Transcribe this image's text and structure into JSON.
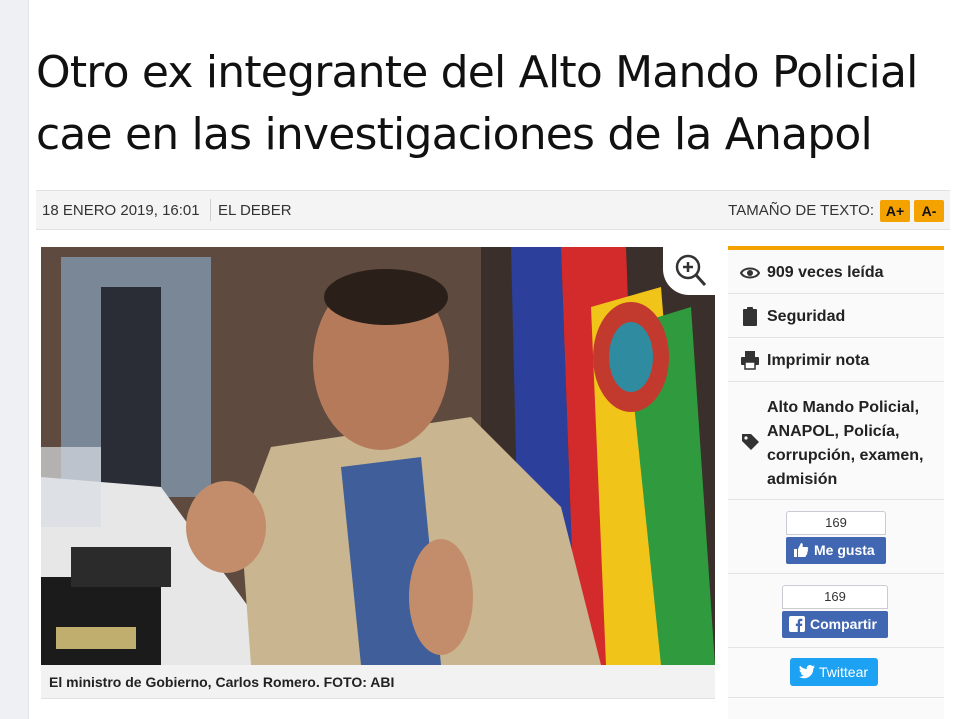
{
  "article": {
    "headline": "Otro ex integrante del Alto Mando Policial cae en las investigaciones de la Anapol",
    "date": "18 ENERO 2019, 16:01",
    "source": "EL DEBER",
    "text_size_label": "TAMAÑO DE TEXTO:",
    "text_size_increase": "A+",
    "text_size_decrease": "A-",
    "photo_caption": "El ministro de Gobierno, Carlos Romero. FOTO: ABI"
  },
  "sidebar": {
    "views": "909 veces leída",
    "category": "Seguridad",
    "print": "Imprimir nota",
    "tags": "Alto Mando Policial, ANAPOL, Policía, corrupción, examen, admisión",
    "like_count": "169",
    "like_label": "Me gusta",
    "share_count": "169",
    "share_label": "Compartir",
    "tweet_label": "Twittear"
  },
  "icons": {
    "zoom": "zoom-in-icon",
    "views": "eye-icon",
    "category": "clipboard-icon",
    "print": "printer-icon",
    "tags": "tag-icon",
    "like": "thumbs-up-icon",
    "share": "facebook-icon",
    "tweet": "twitter-bird-icon"
  },
  "colors": {
    "accent": "#f3a200",
    "facebook": "#4267b2",
    "twitter": "#1da1f2"
  }
}
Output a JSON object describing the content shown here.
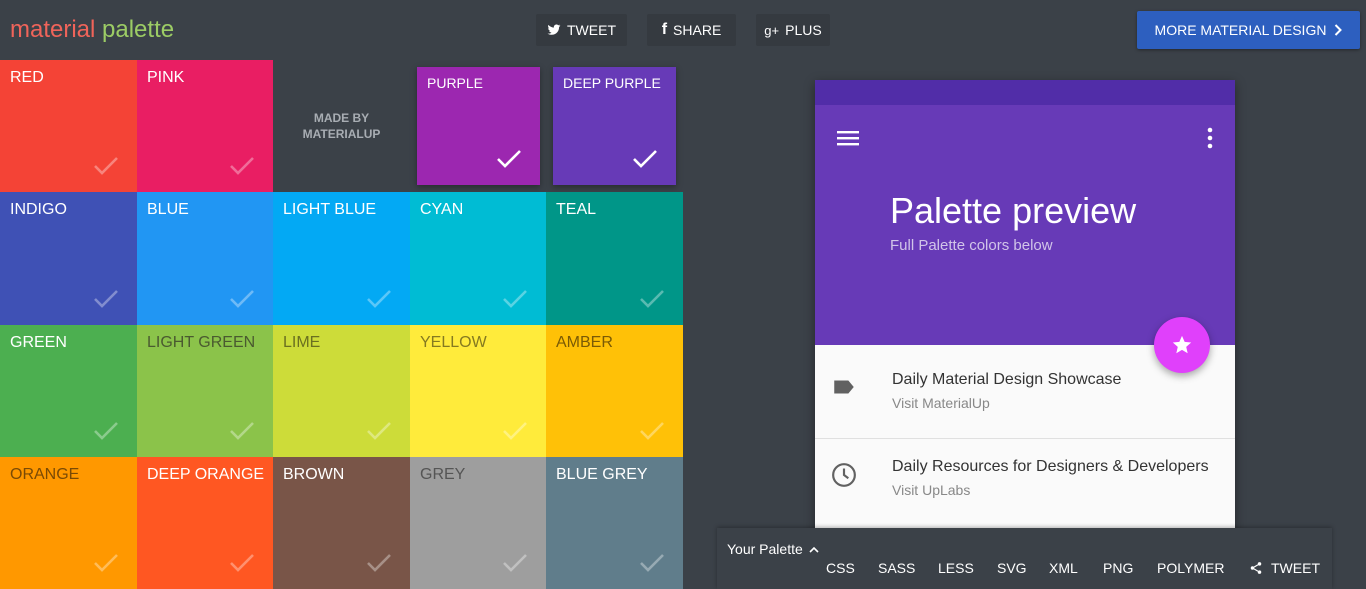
{
  "header": {
    "logo_word1": "material",
    "logo_word2": "palette",
    "tweet_label": "TWEET",
    "share_label": "SHARE",
    "plus_label": "PLUS",
    "more_label": "MORE MATERIAL DESIGN"
  },
  "made_by": {
    "line1": "MADE BY",
    "line2": "MATERIALUP"
  },
  "colors": [
    {
      "label": "RED",
      "color": "#f44336",
      "text": "#ffffff"
    },
    {
      "label": "PINK",
      "color": "#e91e63",
      "text": "#ffffff"
    },
    {
      "label": "PURPLE",
      "color": "#9c27b0",
      "text": "#ffffff",
      "selected": true
    },
    {
      "label": "DEEP PURPLE",
      "color": "#673ab7",
      "text": "#ffffff",
      "selected": true
    },
    {
      "label": "INDIGO",
      "color": "#3f51b5",
      "text": "#ffffff"
    },
    {
      "label": "BLUE",
      "color": "#2196f3",
      "text": "#ffffff"
    },
    {
      "label": "LIGHT BLUE",
      "color": "#03a9f4",
      "text": "#ffffff"
    },
    {
      "label": "CYAN",
      "color": "#00bcd4",
      "text": "#ffffff"
    },
    {
      "label": "TEAL",
      "color": "#009688",
      "text": "#ffffff"
    },
    {
      "label": "GREEN",
      "color": "#4caf50",
      "text": "#ffffff"
    },
    {
      "label": "LIGHT GREEN",
      "color": "#8bc34a",
      "text": "#4a5a30"
    },
    {
      "label": "LIME",
      "color": "#cddc39",
      "text": "#6a7020"
    },
    {
      "label": "YELLOW",
      "color": "#ffeb3b",
      "text": "#857a20"
    },
    {
      "label": "AMBER",
      "color": "#ffc107",
      "text": "#7a5a05"
    },
    {
      "label": "ORANGE",
      "color": "#ff9800",
      "text": "#7a4a05"
    },
    {
      "label": "DEEP ORANGE",
      "color": "#ff5722",
      "text": "#ffffff"
    },
    {
      "label": "BROWN",
      "color": "#795548",
      "text": "#ffffff"
    },
    {
      "label": "GREY",
      "color": "#9e9e9e",
      "text": "#555555"
    },
    {
      "label": "BLUE GREY",
      "color": "#607d8b",
      "text": "#ffffff"
    }
  ],
  "preview": {
    "status_color": "#512da8",
    "primary_color": "#673ab7",
    "accent_color": "#e040fb",
    "title": "Palette preview",
    "subtitle": "Full Palette colors below",
    "rows": [
      {
        "title": "Daily Material Design Showcase",
        "subtitle": "Visit MaterialUp",
        "icon": "label-icon"
      },
      {
        "title": "Daily Resources for Designers & Developers",
        "subtitle": "Visit UpLabs",
        "icon": "clock-icon"
      }
    ]
  },
  "palette_bar": {
    "title": "Your Palette",
    "formats": [
      "CSS",
      "SASS",
      "LESS",
      "SVG",
      "XML",
      "PNG",
      "POLYMER"
    ],
    "tweet_label": "TWEET"
  }
}
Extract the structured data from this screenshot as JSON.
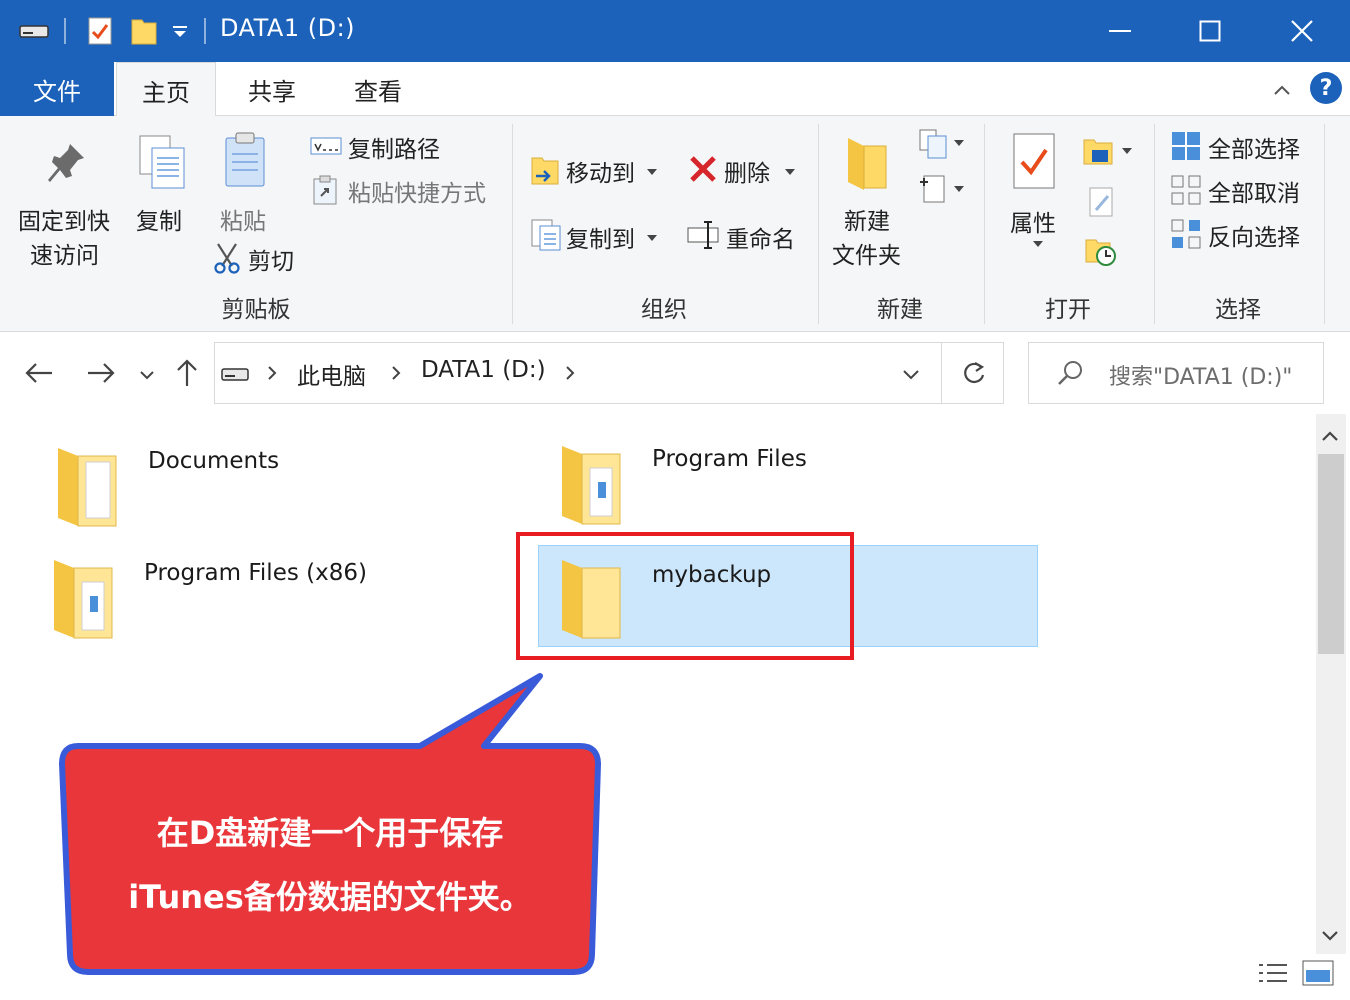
{
  "window": {
    "title": "DATA1 (D:)",
    "accent_color": "#1c62ba"
  },
  "ribbon_tabs": {
    "file": "文件",
    "home": "主页",
    "share": "共享",
    "view": "查看"
  },
  "clipboard": {
    "pin_line1": "固定到快",
    "pin_line2": "速访问",
    "copy": "复制",
    "paste": "粘贴",
    "copy_path": "复制路径",
    "paste_shortcut": "粘贴快捷方式",
    "cut": "剪切",
    "group_label": "剪贴板"
  },
  "organize": {
    "move_to": "移动到",
    "delete": "删除",
    "copy_to": "复制到",
    "rename": "重命名",
    "group_label": "组织"
  },
  "new_group": {
    "new_folder_line1": "新建",
    "new_folder_line2": "文件夹",
    "group_label": "新建"
  },
  "open_group": {
    "properties": "属性",
    "group_label": "打开"
  },
  "select_group": {
    "select_all": "全部选择",
    "select_none": "全部取消",
    "invert_selection": "反向选择",
    "group_label": "选择"
  },
  "address": {
    "crumb_pc": "此电脑",
    "crumb_drive": "DATA1 (D:)",
    "search_placeholder": "搜索\"DATA1 (D:)\""
  },
  "folders": [
    {
      "name": "Documents",
      "icon": "folder-icon"
    },
    {
      "name": "Program Files",
      "icon": "folder-icon"
    },
    {
      "name": "Program Files (x86)",
      "icon": "folder-icon"
    },
    {
      "name": "mybackup",
      "icon": "folder-icon",
      "selected": true
    }
  ],
  "callout": {
    "line1": "在D盘新建一个用于保存",
    "line2": "iTunes备份数据的文件夹。",
    "fill_color": "#e8363a",
    "border_color": "#3a5bd9"
  }
}
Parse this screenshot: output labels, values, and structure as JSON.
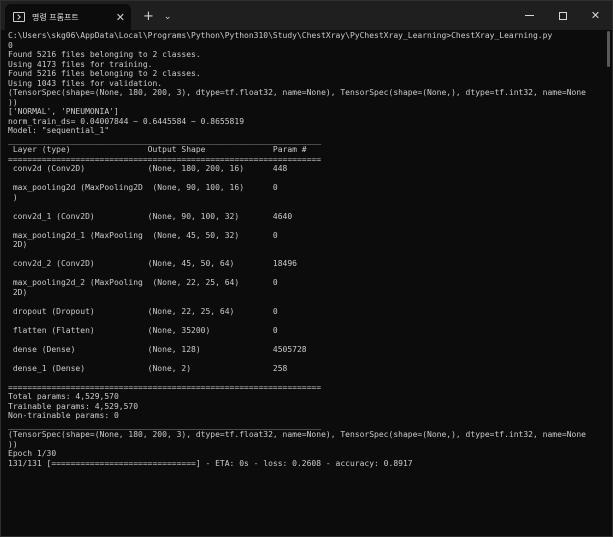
{
  "window": {
    "tab_title": "명령 프롬프트",
    "tab_close": "✕",
    "new_tab": "+",
    "dropdown": "⌄",
    "close": "✕"
  },
  "console": {
    "lines": [
      "C:\\Users\\skg06\\AppData\\Local\\Programs\\Python\\Python310\\Study\\ChestXray\\PyChestXray_Learning>ChestXray_Learning.py",
      "0",
      "Found 5216 files belonging to 2 classes.",
      "Using 4173 files for training.",
      "Found 5216 files belonging to 2 classes.",
      "Using 1043 files for validation.",
      "(TensorSpec(shape=(None, 180, 200, 3), dtype=tf.float32, name=None), TensorSpec(shape=(None,), dtype=tf.int32, name=None",
      "))",
      "['NORMAL', 'PNEUMONIA']",
      "norm_train_ds= 0.04007844 ~ 0.6445584 ~ 0.8655819",
      "Model: \"sequential_1\"",
      "_________________________________________________________________",
      " Layer (type)                Output Shape              Param #",
      "=================================================================",
      " conv2d (Conv2D)             (None, 180, 200, 16)      448",
      "",
      " max_pooling2d (MaxPooling2D  (None, 90, 100, 16)      0",
      " )",
      "",
      " conv2d_1 (Conv2D)           (None, 90, 100, 32)       4640",
      "",
      " max_pooling2d_1 (MaxPooling  (None, 45, 50, 32)       0",
      " 2D)",
      "",
      " conv2d_2 (Conv2D)           (None, 45, 50, 64)        18496",
      "",
      " max_pooling2d_2 (MaxPooling  (None, 22, 25, 64)       0",
      " 2D)",
      "",
      " dropout (Dropout)           (None, 22, 25, 64)        0",
      "",
      " flatten (Flatten)           (None, 35200)             0",
      "",
      " dense (Dense)               (None, 128)               4505728",
      "",
      " dense_1 (Dense)             (None, 2)                 258",
      "",
      "=================================================================",
      "Total params: 4,529,570",
      "Trainable params: 4,529,570",
      "Non-trainable params: 0",
      "_________________________________________________________________",
      "(TensorSpec(shape=(None, 180, 200, 3), dtype=tf.float32, name=None), TensorSpec(shape=(None,), dtype=tf.int32, name=None",
      "))",
      "Epoch 1/30",
      "131/131 [==============================] - ETA: 0s - loss: 0.2608 - accuracy: 0.8917"
    ]
  }
}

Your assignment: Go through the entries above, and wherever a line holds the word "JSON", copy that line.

Task result:
Transcribe this image's text and structure into JSON.
Output a JSON object describing the content shown here.
Extract the structured data from this screenshot as JSON.
Parse this screenshot: output labels, values, and structure as JSON.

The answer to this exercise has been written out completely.